* GIVEN DATA *
::::::::

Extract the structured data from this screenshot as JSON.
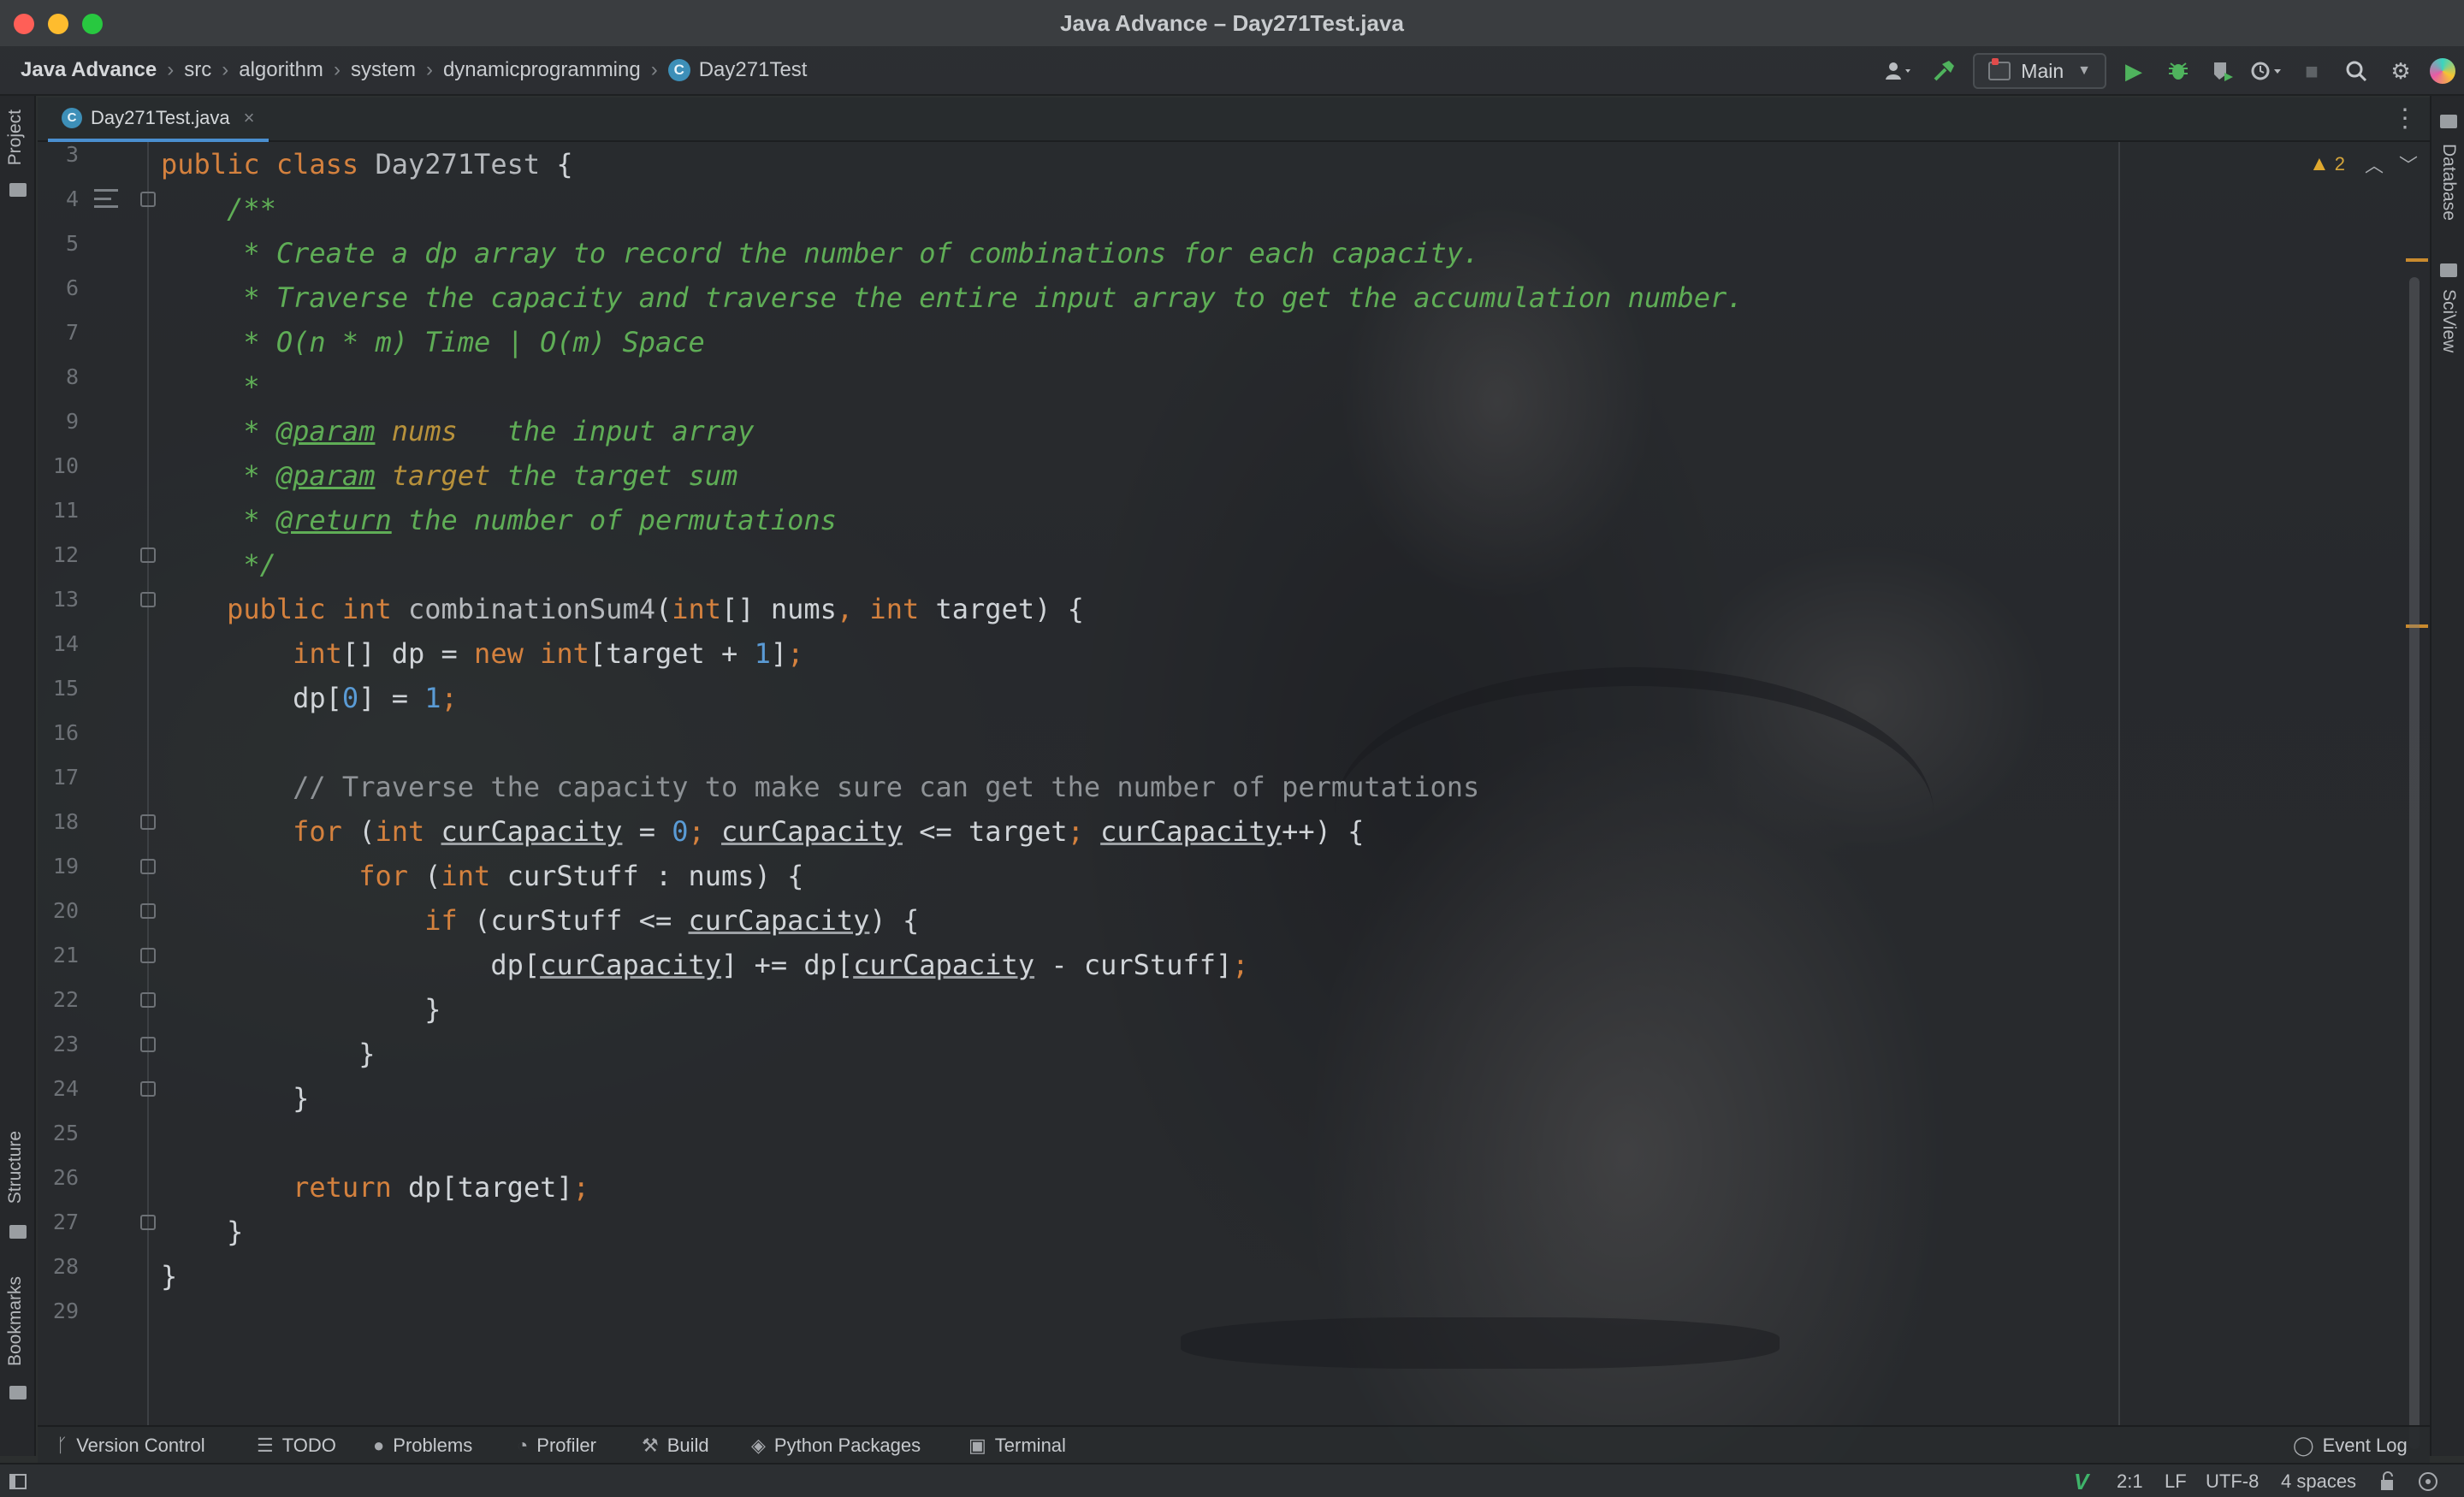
{
  "window": {
    "title": "Java Advance – Day271Test.java"
  },
  "breadcrumb": [
    "Java Advance",
    "src",
    "algorithm",
    "system",
    "dynamicprogramming",
    "Day271Test"
  ],
  "toolbar": {
    "run_config": "Main",
    "icons": [
      "user-icon",
      "build-hammer-icon",
      "run-icon",
      "debug-icon",
      "coverage-icon",
      "profile-icon",
      "stop-icon",
      "search-icon",
      "settings-icon",
      "ai-assistant-icon"
    ]
  },
  "left_tools": {
    "project": "Project",
    "structure": "Structure",
    "bookmarks": "Bookmarks"
  },
  "right_tools": {
    "database": "Database",
    "sciview": "SciView"
  },
  "tab": {
    "label": "Day271Test.java",
    "badge": "C"
  },
  "inspections": {
    "warnings": "2"
  },
  "code": {
    "lines": [
      {
        "n": "3"
      },
      {
        "n": "4"
      },
      {
        "n": "5"
      },
      {
        "n": "6"
      },
      {
        "n": "7"
      },
      {
        "n": "8"
      },
      {
        "n": "9"
      },
      {
        "n": "10"
      },
      {
        "n": "11"
      },
      {
        "n": "12"
      },
      {
        "n": "13"
      },
      {
        "n": "14"
      },
      {
        "n": "15"
      },
      {
        "n": "16"
      },
      {
        "n": "17"
      },
      {
        "n": "18"
      },
      {
        "n": "19"
      },
      {
        "n": "20"
      },
      {
        "n": "21"
      },
      {
        "n": "22"
      },
      {
        "n": "23"
      },
      {
        "n": "24"
      },
      {
        "n": "25"
      },
      {
        "n": "26"
      },
      {
        "n": "27"
      },
      {
        "n": "28"
      },
      {
        "n": "29"
      }
    ],
    "t": {
      "public": "public",
      "class": "class",
      "classname": "Day271Test",
      "brace_open": "{",
      "brace_close": "}",
      "doc_open": "/**",
      "doc_l5": " * Create a dp array to record the number of combinations for each capacity.",
      "doc_l6": " * Traverse the capacity and traverse the entire input array to get the accumulation number.",
      "doc_l7": " * O(n * m) Time | O(m) Space",
      "doc_l8": " *",
      "doc_star": " * ",
      "doc_param": "@param",
      "doc_return": "@return",
      "p_nums": "nums",
      "p_nums_desc": "   the input array",
      "p_target": "target",
      "p_target_desc": " the target sum",
      "return_desc": " the number of permutations",
      "doc_close": " */",
      "int": "int",
      "method": "combinationSum4",
      "sig_rest_1": "(",
      "sig_rest_2": "[] nums",
      "comma": ",",
      "sig_rest_3": " target) {",
      "l14_a": "[] dp = ",
      "new": "new",
      "l14_b": "[target + ",
      "one": "1",
      "l14_c": "]",
      "semi": ";",
      "l15_a": "dp[",
      "zero": "0",
      "l15_b": "] = ",
      "l17": "// Traverse the capacity to make sure can get the number of permutations",
      "for": "for",
      "paren_open": " (",
      "curCapacity": "curCapacity",
      "l18_eq": " = ",
      "l18_le": " <= target",
      "l18_inc": "++) {",
      "l19_rest": " curStuff : nums) {",
      "if": "if",
      "l20_a": " (curStuff <= ",
      "l20_b": ") {",
      "l21_a": "dp[",
      "l21_b": "] += dp[",
      "l21_c": " - curStuff]",
      "return": "return",
      "l26_rest": " dp[target]"
    }
  },
  "bottom_tools": [
    "Version Control",
    "TODO",
    "Problems",
    "Profiler",
    "Build",
    "Python Packages",
    "Terminal",
    "Event Log"
  ],
  "status": {
    "position": "2:1",
    "line_ending": "LF",
    "encoding": "UTF-8",
    "indent": "4 spaces"
  }
}
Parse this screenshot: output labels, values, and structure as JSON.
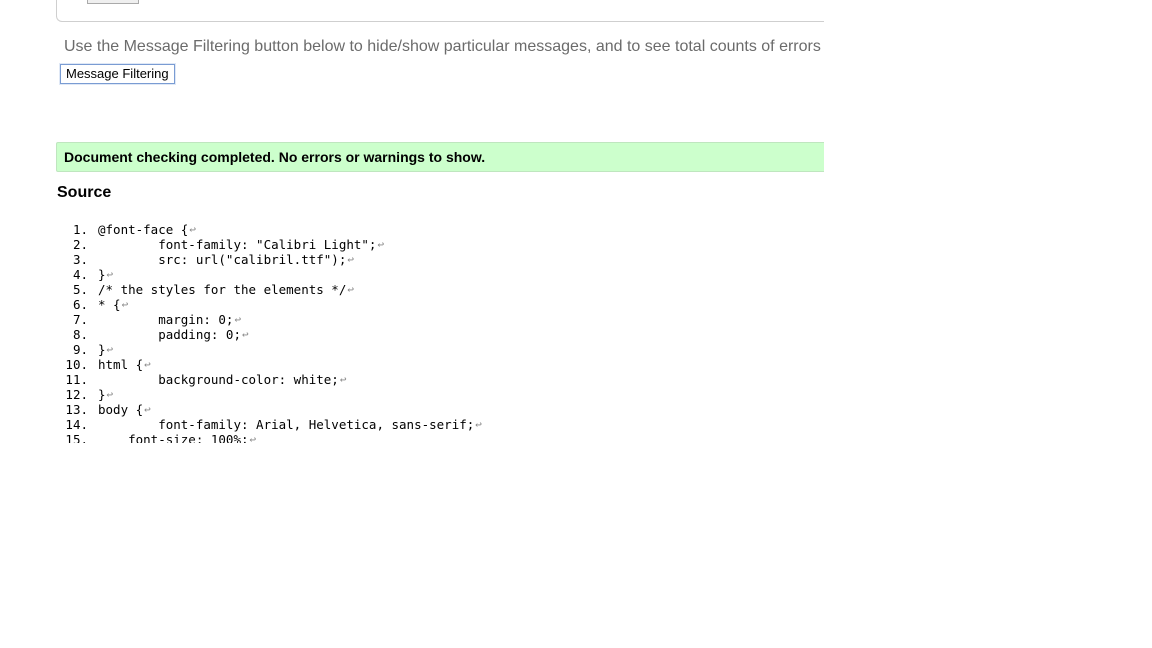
{
  "filter_info": "Use the Message Filtering button below to hide/show particular messages, and to see total counts of errors",
  "filter_button_label": "Message Filtering",
  "result_message": "Document checking completed. No errors or warnings to show.",
  "source_heading": "Source",
  "line_end_symbol": "↩",
  "source_lines": [
    {
      "num": "1.",
      "code": "@font-face {"
    },
    {
      "num": "2.",
      "code": "        font-family: \"Calibri Light\";"
    },
    {
      "num": "3.",
      "code": "        src: url(\"calibril.ttf\");"
    },
    {
      "num": "4.",
      "code": "}"
    },
    {
      "num": "5.",
      "code": "/* the styles for the elements */"
    },
    {
      "num": "6.",
      "code": "* {"
    },
    {
      "num": "7.",
      "code": "        margin: 0;"
    },
    {
      "num": "8.",
      "code": "        padding: 0;"
    },
    {
      "num": "9.",
      "code": "}"
    },
    {
      "num": "10.",
      "code": "html {"
    },
    {
      "num": "11.",
      "code": "        background-color: white;"
    },
    {
      "num": "12.",
      "code": "}"
    },
    {
      "num": "13.",
      "code": "body {"
    },
    {
      "num": "14.",
      "code": "        font-family: Arial, Helvetica, sans-serif;"
    },
    {
      "num": "15.",
      "code": "    font-size: 100%;"
    }
  ]
}
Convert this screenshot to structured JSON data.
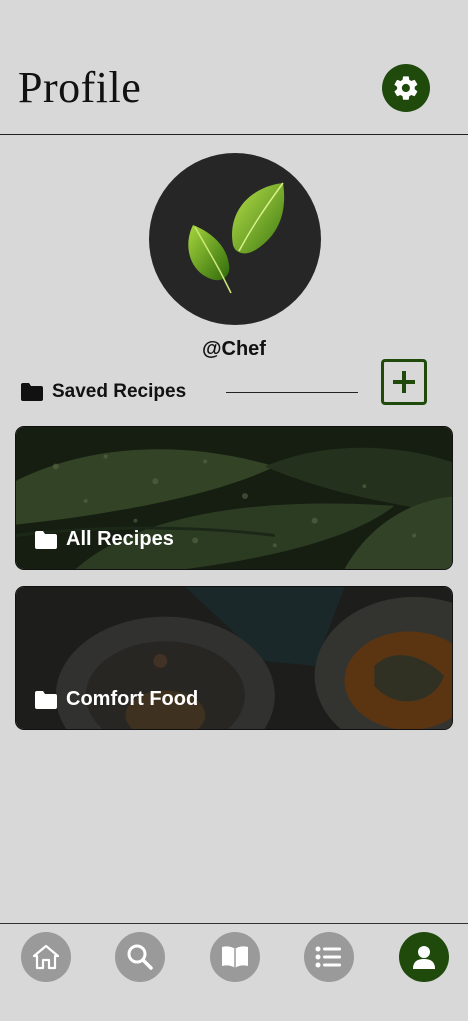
{
  "header": {
    "title": "Profile"
  },
  "profile": {
    "username": "@Chef"
  },
  "saved": {
    "section_label": "Saved Recipes",
    "folders": [
      {
        "label": "All Recipes"
      },
      {
        "label": "Comfort Food"
      }
    ]
  },
  "tabs": [
    {
      "icon": "home-icon",
      "active": false
    },
    {
      "icon": "search-icon",
      "active": false
    },
    {
      "icon": "book-icon",
      "active": false
    },
    {
      "icon": "list-icon",
      "active": false
    },
    {
      "icon": "user-icon",
      "active": true
    }
  ],
  "colors": {
    "accent": "#1f4a0c",
    "background": "#d8d8d8",
    "tab_inactive": "#9a9a9a"
  }
}
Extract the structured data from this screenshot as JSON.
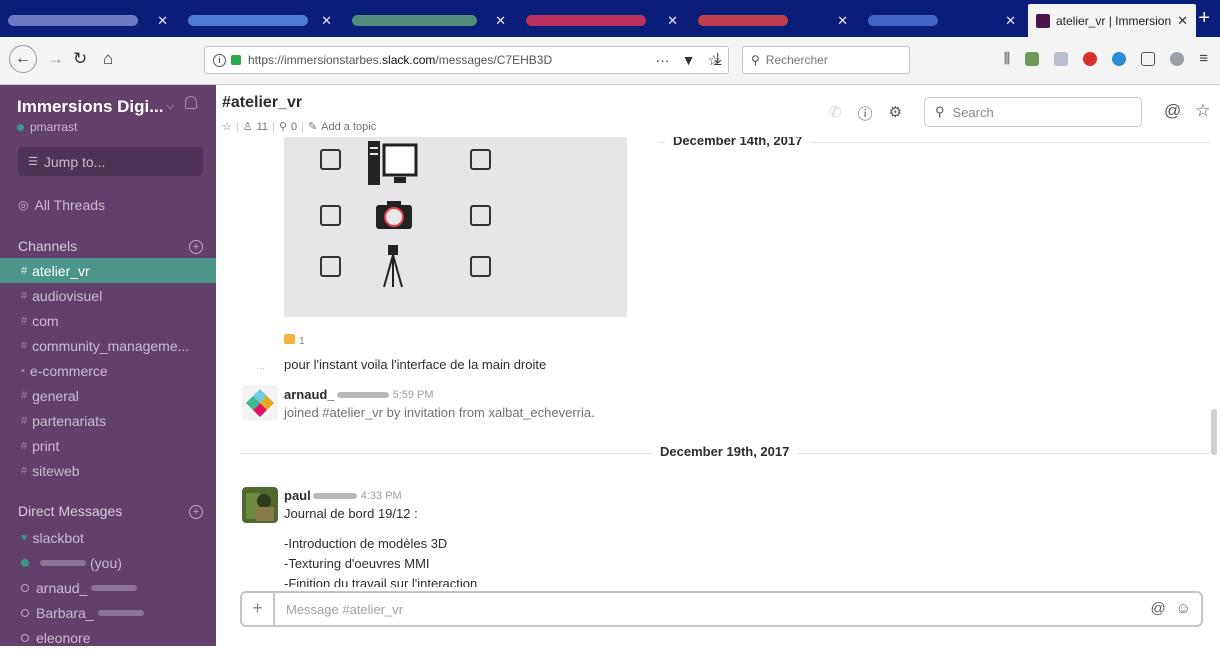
{
  "browser": {
    "active_tab_title": "atelier_vr | Immersion",
    "url_prefix": "https://immersionstarbes.",
    "url_host": "slack.com",
    "url_path": "/messages/C7EHB3D",
    "search_placeholder": "Rechercher"
  },
  "sidebar": {
    "team_name": "Immersions Digi...",
    "username": "pmarrast",
    "jump_label": "Jump to...",
    "threads_label": "All Threads",
    "channels_heading": "Channels",
    "channels": [
      {
        "name": "atelier_vr"
      },
      {
        "name": "audiovisuel"
      },
      {
        "name": "com"
      },
      {
        "name": "community_manageme..."
      },
      {
        "name": "e-commerce"
      },
      {
        "name": "general"
      },
      {
        "name": "partenariats"
      },
      {
        "name": "print"
      },
      {
        "name": "siteweb"
      }
    ],
    "dm_heading": "Direct Messages",
    "dms": [
      {
        "name": "slackbot"
      },
      {
        "name": "(you)"
      },
      {
        "name": "arnaud_"
      },
      {
        "name": "Barbara_"
      },
      {
        "name": "eleonore"
      }
    ]
  },
  "channel": {
    "title": "#atelier_vr",
    "members": "11",
    "pins": "0",
    "topic_label": "Add a topic",
    "search_placeholder": "Search"
  },
  "messages": {
    "divider_1": "December 14th, 2017",
    "reaction_count": "1",
    "text_1": "pour l'instant voila l'interface de la main droite",
    "msg_2": {
      "author": "arnaud_",
      "time": "5:59 PM",
      "text": "joined #atelier_vr by invitation from xalbat_echeverria."
    },
    "divider_2": "December 19th, 2017",
    "msg_3": {
      "author": "paul",
      "time": "4:33 PM",
      "line_1": "Journal de bord 19/12 :",
      "line_2": "-Introduction de modèles 3D",
      "line_3": "-Texturing d'oeuvres MMI",
      "line_4": "-Finition du travail sur l'interaction"
    }
  },
  "composer": {
    "placeholder": "Message #atelier_vr"
  },
  "colors": {
    "sidebar_bg": "#62406b",
    "active_channel": "#4c9689",
    "tabstrip_bg": "#0a1d78"
  }
}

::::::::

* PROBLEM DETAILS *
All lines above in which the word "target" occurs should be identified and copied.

* OUTPUT OF THE TASK *
      "p_target": "target",
      "p_target_desc": " the target sum",
      "sig_rest_3": " target) {",
      "l14_b": "[target + ",
      "l18_le": " <= target",
      "l26_rest": " dp[target]"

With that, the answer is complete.